(Records from a dataset)
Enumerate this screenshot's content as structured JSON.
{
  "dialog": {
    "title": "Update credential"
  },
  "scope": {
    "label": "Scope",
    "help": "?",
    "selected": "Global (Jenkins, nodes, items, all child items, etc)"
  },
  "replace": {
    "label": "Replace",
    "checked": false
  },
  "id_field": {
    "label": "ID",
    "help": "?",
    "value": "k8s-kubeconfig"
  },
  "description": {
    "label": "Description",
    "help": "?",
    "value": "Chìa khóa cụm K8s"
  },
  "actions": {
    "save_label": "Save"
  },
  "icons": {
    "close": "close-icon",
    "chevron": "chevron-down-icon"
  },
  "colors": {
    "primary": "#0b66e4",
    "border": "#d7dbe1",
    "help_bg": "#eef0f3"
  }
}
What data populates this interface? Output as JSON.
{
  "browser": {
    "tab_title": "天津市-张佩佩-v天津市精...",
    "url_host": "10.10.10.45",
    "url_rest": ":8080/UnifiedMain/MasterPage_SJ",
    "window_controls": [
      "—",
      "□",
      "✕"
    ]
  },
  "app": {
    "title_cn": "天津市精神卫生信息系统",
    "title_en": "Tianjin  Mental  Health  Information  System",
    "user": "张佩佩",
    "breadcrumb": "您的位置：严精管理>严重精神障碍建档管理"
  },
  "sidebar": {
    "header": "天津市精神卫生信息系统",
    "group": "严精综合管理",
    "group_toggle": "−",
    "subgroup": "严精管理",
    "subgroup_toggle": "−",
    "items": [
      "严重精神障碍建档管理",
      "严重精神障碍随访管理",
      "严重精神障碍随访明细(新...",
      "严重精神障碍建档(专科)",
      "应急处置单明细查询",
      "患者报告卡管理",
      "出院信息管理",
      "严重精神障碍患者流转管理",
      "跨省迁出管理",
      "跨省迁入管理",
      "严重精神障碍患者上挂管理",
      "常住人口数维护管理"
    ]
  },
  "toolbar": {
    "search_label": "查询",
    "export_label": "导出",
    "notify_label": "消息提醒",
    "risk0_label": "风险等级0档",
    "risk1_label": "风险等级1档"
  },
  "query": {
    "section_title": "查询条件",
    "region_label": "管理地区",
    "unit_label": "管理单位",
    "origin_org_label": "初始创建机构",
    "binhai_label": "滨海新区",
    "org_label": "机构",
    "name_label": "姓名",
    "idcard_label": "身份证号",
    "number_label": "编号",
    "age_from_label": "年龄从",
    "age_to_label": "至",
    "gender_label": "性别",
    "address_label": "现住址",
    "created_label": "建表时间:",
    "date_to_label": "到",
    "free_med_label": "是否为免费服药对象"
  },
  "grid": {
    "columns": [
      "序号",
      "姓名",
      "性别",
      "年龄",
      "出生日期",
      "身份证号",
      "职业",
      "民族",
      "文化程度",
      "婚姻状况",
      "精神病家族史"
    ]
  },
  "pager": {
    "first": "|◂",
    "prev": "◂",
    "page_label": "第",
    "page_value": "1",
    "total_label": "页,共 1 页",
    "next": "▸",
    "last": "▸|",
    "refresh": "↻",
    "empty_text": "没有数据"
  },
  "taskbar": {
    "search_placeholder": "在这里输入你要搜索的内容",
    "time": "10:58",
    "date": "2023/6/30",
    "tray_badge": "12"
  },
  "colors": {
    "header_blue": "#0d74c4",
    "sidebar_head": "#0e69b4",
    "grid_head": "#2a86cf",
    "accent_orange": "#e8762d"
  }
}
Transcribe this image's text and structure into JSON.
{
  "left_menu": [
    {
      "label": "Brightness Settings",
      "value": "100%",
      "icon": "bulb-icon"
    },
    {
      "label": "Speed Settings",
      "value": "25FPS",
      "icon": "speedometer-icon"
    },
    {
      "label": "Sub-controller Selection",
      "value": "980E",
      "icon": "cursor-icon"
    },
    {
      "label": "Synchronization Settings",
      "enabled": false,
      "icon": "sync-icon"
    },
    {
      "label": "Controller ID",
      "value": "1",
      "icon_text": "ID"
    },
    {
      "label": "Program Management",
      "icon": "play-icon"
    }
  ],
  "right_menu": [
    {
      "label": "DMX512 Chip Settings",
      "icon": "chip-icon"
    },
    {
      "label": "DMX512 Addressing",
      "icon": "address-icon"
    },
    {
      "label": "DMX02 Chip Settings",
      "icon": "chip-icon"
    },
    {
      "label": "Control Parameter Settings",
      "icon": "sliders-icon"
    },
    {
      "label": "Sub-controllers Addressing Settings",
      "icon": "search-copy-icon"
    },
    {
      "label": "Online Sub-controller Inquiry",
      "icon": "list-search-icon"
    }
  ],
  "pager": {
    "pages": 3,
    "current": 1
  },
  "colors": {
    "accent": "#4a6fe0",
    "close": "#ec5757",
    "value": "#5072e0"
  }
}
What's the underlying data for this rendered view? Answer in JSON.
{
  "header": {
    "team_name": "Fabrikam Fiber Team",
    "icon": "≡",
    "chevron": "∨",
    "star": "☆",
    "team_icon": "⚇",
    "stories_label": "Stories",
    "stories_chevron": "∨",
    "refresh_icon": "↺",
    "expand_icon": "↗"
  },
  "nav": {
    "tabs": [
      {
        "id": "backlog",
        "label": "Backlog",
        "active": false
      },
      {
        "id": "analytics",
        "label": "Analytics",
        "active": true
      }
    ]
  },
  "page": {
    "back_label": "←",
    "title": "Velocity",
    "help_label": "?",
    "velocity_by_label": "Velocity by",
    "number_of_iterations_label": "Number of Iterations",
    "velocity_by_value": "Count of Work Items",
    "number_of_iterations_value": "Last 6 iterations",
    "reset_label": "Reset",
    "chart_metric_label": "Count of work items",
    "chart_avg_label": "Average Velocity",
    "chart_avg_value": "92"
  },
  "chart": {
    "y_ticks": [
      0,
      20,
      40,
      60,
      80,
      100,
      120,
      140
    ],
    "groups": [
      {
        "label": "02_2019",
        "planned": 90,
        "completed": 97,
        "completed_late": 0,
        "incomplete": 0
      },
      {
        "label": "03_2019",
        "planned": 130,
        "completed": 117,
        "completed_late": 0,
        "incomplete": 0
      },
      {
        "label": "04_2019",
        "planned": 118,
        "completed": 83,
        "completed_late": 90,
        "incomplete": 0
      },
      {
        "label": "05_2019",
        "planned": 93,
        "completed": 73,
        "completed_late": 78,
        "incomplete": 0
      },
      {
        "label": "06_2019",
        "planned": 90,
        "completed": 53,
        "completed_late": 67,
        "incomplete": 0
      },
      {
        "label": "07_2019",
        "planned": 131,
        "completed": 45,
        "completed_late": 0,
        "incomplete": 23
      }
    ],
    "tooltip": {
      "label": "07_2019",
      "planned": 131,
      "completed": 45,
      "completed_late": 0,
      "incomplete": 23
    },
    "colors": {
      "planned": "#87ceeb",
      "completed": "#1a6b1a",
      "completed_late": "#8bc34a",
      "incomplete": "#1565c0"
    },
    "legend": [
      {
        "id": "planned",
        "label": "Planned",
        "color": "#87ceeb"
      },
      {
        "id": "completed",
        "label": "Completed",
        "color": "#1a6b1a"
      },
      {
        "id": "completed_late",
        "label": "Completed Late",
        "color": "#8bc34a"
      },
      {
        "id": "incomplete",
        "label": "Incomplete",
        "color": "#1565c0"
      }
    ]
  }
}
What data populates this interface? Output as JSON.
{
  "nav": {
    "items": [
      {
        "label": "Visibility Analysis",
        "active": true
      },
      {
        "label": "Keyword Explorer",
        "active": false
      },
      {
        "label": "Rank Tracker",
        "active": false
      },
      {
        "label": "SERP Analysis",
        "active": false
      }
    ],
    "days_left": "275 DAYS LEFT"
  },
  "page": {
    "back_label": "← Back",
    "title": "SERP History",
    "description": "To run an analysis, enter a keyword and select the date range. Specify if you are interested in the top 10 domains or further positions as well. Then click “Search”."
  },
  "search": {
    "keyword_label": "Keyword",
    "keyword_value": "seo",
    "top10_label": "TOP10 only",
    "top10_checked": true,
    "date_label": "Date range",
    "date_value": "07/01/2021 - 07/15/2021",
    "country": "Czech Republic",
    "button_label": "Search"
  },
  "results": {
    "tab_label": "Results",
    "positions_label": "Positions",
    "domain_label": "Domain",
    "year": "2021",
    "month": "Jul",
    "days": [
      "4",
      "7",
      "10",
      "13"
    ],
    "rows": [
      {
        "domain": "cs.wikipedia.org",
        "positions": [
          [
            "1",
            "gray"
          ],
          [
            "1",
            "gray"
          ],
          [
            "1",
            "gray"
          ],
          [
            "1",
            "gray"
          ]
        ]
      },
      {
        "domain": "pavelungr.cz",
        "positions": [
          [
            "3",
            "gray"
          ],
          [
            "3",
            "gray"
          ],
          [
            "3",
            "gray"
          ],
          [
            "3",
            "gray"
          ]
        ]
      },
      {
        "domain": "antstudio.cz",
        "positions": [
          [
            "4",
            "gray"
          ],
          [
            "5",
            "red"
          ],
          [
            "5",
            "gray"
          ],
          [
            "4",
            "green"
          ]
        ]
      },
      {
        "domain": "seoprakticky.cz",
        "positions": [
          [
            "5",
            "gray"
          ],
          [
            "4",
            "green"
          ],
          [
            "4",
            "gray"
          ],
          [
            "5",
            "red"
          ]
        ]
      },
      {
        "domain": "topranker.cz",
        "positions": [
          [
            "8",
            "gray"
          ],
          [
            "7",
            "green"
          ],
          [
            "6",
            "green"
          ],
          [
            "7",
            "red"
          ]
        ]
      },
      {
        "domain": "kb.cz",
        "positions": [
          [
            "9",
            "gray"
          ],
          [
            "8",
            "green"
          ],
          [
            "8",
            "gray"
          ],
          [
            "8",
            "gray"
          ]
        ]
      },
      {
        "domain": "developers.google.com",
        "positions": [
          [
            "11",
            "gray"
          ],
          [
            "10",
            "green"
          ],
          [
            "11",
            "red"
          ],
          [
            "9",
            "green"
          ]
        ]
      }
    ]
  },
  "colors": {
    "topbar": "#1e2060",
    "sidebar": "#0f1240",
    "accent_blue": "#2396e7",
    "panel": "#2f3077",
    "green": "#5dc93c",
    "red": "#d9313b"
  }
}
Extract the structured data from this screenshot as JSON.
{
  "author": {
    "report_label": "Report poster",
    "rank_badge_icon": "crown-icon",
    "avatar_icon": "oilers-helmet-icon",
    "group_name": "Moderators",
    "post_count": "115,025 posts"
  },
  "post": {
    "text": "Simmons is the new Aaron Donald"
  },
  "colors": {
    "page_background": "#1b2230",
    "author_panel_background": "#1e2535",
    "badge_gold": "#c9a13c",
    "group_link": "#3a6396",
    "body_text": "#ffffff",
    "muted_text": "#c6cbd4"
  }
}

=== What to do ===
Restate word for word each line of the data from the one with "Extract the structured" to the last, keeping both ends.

=== Answer ===
Extract the structured data from this screenshot as JSON.
{
  "author": {
    "report_label": "Report poster",
    "rank_badge_icon": "crown-icon",
    "avatar_icon": "oilers-helmet-icon",
    "group_name": "Moderators",
    "post_count": "115,025 posts"
  },
  "post": {
    "text": "Simmons is the new Aaron Donald"
  },
  "colors": {
    "page_background": "#1b2230",
    "author_panel_background": "#1e2535",
    "badge_gold": "#c9a13c",
    "group_link": "#3a6396",
    "body_text": "#ffffff",
    "muted_text": "#c6cbd4"
  }
}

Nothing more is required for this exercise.